Since I first flew into Denver International Airport as a middle school student this airport has fascinated me. It’s circus tent-esque design and crazy decorations on the tram tunnel walls make it hard to take the establishment seriously. Now, as a resident of the Rockies it’s my primary means of flying and I can’t help but giggle and sing the “Bad Horse Chorus” whenever driving in to it.

But this self-proclaimed green parking alternative for DIA is absurd.

To be located 7 miles from the airport and fueled partially by solar panels and wind-turbines hardly qualifies as a green measure. It’s a step in the right direction, sure. But you’ll still need a ride to the airport. Green Park DIA says it will provide shuttle service with vans powered by natural gas. So they’re reducing emissions, but drivers are still producing emissions to reach their site. Details. Right?

Partially funded by Greenscape Capital out of Vancouver, Green Park DIA will also partner with Frontier Airlines and provide express check-in perks for Frontier passengers. Their proposed charging station for electric vehicles has promise, but dear Canada. Your neighbors to the south aren’t there yet. Such a feature, although novel, will probably not be used extensively for at least another five years. I guess they’re looking toward the future, which is what more companies need to do.

It’s interesting that in proposing a green option to airport transportation it still boils down to a matter of energy consumption. Even if parts of the climate-controlled parking facility will be fueled by green energy alternatives, it’s still a climate-controlled parking facility. For cars. If you use renewable energy for something unnecessary, is it really green? Sure, sweeping the snow off my car is a pain, and the black steering wheel and dash are hot in the summer, but really folks.

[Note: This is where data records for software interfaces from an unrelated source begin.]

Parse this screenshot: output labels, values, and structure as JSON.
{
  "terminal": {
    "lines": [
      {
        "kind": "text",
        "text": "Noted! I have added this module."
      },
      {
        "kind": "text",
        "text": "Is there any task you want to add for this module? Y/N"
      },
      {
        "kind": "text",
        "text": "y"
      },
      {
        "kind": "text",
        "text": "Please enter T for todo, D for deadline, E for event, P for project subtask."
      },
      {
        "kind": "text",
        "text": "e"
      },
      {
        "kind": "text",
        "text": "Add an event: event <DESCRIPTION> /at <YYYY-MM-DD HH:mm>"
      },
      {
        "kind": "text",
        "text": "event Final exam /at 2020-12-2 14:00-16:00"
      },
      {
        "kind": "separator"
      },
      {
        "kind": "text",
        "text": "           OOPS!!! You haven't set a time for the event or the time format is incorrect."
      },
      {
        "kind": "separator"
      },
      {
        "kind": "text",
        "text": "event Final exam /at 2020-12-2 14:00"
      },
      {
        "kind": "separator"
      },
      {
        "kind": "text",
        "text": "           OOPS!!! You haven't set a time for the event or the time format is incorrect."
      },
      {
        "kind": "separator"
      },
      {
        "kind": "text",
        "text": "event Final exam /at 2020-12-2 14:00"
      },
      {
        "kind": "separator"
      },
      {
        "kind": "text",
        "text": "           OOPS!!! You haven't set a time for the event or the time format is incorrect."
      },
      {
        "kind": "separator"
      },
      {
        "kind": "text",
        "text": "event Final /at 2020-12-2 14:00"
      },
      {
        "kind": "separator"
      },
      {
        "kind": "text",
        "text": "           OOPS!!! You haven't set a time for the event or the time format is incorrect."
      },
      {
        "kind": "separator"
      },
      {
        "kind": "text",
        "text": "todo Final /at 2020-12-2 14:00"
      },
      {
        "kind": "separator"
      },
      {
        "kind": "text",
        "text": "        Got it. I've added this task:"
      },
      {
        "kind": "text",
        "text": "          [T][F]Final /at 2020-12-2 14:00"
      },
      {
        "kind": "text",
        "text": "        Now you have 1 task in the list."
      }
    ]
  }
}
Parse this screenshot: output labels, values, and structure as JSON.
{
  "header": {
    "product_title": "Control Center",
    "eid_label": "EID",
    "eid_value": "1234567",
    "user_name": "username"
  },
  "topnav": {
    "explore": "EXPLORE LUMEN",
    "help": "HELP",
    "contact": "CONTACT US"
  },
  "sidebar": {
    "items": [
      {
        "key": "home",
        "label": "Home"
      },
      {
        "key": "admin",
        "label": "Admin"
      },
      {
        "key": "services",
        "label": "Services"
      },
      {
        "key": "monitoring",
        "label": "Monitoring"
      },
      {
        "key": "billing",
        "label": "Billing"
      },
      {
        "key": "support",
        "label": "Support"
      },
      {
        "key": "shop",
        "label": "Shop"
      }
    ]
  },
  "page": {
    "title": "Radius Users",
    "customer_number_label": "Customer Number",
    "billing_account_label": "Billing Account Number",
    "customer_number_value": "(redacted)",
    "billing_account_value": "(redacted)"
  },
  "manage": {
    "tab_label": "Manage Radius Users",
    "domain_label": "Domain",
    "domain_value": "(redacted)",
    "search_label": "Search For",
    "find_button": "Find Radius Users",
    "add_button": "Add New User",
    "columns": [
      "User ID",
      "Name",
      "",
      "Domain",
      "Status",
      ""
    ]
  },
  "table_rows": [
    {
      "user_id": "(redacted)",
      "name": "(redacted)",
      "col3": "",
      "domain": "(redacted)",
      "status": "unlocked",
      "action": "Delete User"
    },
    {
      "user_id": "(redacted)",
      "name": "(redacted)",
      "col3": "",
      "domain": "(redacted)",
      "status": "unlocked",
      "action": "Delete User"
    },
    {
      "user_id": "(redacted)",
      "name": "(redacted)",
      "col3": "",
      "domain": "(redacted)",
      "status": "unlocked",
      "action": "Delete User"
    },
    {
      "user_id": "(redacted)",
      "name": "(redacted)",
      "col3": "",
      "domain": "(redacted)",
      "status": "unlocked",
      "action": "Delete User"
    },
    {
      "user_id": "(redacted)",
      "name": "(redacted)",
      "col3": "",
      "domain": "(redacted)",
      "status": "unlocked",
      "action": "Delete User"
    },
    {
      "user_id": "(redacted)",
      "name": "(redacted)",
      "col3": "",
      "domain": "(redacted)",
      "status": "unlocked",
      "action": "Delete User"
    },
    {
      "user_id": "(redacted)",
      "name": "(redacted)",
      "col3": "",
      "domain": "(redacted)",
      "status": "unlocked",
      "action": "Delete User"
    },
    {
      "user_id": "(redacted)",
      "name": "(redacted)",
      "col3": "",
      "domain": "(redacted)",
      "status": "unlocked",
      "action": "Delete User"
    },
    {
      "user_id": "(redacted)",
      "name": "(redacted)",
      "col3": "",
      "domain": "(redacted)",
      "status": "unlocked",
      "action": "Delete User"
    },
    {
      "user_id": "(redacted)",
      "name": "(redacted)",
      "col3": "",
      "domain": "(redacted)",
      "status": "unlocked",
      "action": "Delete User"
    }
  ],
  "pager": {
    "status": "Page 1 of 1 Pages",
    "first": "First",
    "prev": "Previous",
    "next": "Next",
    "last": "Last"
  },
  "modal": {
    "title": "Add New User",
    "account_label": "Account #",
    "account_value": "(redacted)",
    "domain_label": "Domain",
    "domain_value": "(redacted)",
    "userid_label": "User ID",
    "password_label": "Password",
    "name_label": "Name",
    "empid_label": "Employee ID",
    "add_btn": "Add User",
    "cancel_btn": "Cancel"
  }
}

It’s the bananas that really get me. Bananas from their banana tree. Because bananas naturally grow in Colorado. I can’t even get parsley to grow in this state…but maybe that’s more of a reflection on my talents as a gardener than on growing conditions. I am still very doubtful of tree-fresh bananas.

Marketing ploy: check.
Actual reality: 0_o This is my skeptical face.

As an editorial aside, the article reads like a reporter-typed press release. It seems that asking questions of sources is passe. Questions such as: “Okay, but why is a climate-controlled parking garage really necessary?” or “If your goal is to provide airport users with a green alternative, did you consider promoting ride share programs or improving bus lines?” Such a shame really.